The thing about self-catering apartments is that because you have the facility to fend for yourself, there is an urge to do just that. Despite the fact that the hotel has a lovely restaurant a few metres away, a sort of camping mentality sets in. Well, if I’m honest, it does with my husband. Never a morning person at home, Dougie is up with the larks to do a supermarket run before it gets too hot. These jaunts into town are nothing if not eventful. On the first day he walks for 15 minutes to the Migross supermarket (nice name!) but gets there before it opens so decides to walk another mile to the next one, Lidl, only to find it opens even later, so is forced to return to the first one, by which time he is sweating and swearing profusely. Another day he gets stuck in a lift (yes, how odd, a lift in a supermarket) and spends 15 minutes going up and down without the doors opening. A third time, already tired after a walk to the neighbouring town of Garda, he decides we need more wine and dithers in three different shops before getting caught in a thunderstorm on the way back (the wine was lovely though). Oh and how can I forget the rigmarole of buying suncream. We ran out of Ambre Solaire in the second week and its replacement was a weird orange bottle of lard we were stuck with for the remainder of the holiday.

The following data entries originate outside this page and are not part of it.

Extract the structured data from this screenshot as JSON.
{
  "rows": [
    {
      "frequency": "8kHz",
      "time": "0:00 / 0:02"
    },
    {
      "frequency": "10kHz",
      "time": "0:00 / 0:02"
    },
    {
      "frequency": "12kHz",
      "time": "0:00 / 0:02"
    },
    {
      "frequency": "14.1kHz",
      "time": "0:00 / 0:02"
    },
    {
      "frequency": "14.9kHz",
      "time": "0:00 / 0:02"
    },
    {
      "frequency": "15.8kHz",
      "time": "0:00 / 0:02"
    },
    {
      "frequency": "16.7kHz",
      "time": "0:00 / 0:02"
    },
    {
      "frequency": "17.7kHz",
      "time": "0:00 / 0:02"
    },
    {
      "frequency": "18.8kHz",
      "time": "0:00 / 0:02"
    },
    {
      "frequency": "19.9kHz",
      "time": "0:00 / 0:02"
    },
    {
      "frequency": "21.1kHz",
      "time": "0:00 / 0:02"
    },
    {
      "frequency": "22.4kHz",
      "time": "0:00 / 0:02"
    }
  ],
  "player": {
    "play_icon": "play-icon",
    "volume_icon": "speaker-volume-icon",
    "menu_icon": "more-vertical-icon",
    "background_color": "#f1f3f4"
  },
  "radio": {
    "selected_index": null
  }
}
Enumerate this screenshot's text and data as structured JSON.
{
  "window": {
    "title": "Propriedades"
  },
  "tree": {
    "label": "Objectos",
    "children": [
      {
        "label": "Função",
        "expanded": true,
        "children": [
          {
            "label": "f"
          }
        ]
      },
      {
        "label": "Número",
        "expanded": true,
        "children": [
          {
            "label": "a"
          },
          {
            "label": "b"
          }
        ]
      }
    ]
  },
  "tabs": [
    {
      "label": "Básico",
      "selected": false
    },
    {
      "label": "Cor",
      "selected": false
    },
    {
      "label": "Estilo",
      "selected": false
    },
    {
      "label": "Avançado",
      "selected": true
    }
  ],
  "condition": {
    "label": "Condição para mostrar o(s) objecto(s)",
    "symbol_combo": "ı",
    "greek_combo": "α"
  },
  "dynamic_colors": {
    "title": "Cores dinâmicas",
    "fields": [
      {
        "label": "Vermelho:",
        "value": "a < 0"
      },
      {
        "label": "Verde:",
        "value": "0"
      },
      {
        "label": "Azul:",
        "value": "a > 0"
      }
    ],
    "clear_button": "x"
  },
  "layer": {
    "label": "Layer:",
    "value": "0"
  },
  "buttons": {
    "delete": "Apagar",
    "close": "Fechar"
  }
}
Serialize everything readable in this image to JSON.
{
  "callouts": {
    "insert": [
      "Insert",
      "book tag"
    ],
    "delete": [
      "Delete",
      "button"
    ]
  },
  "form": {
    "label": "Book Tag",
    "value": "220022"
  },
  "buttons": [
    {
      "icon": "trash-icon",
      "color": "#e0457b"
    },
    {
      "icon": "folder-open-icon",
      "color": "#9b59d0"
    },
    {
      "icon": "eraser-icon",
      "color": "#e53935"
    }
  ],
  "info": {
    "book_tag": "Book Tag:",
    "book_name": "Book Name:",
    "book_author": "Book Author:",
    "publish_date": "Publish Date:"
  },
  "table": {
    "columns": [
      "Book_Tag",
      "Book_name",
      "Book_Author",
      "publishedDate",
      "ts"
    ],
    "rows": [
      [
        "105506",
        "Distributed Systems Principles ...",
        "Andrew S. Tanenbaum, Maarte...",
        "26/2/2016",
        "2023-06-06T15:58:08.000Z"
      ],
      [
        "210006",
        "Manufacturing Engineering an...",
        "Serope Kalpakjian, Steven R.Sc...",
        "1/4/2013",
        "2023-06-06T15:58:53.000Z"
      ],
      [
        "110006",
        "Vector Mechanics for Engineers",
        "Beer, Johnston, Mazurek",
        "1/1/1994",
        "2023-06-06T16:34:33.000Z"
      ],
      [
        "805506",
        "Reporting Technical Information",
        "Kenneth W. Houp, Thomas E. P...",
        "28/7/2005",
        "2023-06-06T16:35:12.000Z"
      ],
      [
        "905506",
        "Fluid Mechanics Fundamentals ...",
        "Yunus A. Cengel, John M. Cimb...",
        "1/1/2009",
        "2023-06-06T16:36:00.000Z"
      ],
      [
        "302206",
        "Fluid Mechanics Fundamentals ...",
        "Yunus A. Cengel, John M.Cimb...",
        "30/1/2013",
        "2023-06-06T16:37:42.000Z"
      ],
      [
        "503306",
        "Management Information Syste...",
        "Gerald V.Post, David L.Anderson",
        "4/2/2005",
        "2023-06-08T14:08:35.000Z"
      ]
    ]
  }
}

Our son Rory is quite delighted that he can have a lie-in every morning – no breakfast times to adhere to and no maid service to shame him into getting out of his pit. We usually peel him off the mattress sometime around 11, and dear old dad rustles up something from his morning catch. Mind you, it’s an effort to cook in these tiny kitchens. For a start the cupboards are already full with the most bizarre cooking utensils so there is no room to actually put the groceries. In order to find room for the crisps and cereal I have to clear out a selection of varying-sized salad bowls, two different coffee machines, microwave bowls with lids and two huge saucepans which would be useful if we were cooking pasta for the neighbours too. An extremely inefficient toaster (called Super Douglas….I did laugh), no draining board, no washing up liquid, no dishcloths but 6 of every sized glass (of course you always hanker after a glass of sherry on your hols). With all this, Dougie manages to cook a very nice omelette.
The routine of the rest of the day usually involvs lolling by the pool. They have two: a noisy one for kids and a “quiet” lagoon-style pool for adults and languid teenagers. They are rather strict about the dos and don’ts at the latter: no excess noise, no ball-games, no inflatables. Most of the guests are Dutch, Italian or German with a few Brits. Very entertaining watching families of all the nationalities flouting the rules. Middle-aged dads in particular floating on lilos only to be caught by the manager coming by and wagging his finger at the offending article. Dad sheepishly swims to the side and hides his inflatable (!) and as soon as the boss-man has gone, all the parents leap into the pool with balls and frisbees, teenage children despairing of their parents’ pathetic gung-ho fight against authority.
The temperature is over 30 degrees every day and this soon puts paid to all the ideas I have about sight-seeing. It is an effort to turn the page of my bonk-buster paperback never mind get a bus to Verona to see Juliet’s balcony: I could sit on my own balcony and watch my very own Romeo hoofing it up the path, not saying “What light through yonder window breaks? It is the East and Juliet is the sun” but more usually, “Open the door you lazy tart, I’ve got three bottles of fanta and a six-pack in this bag and I’m knackered”.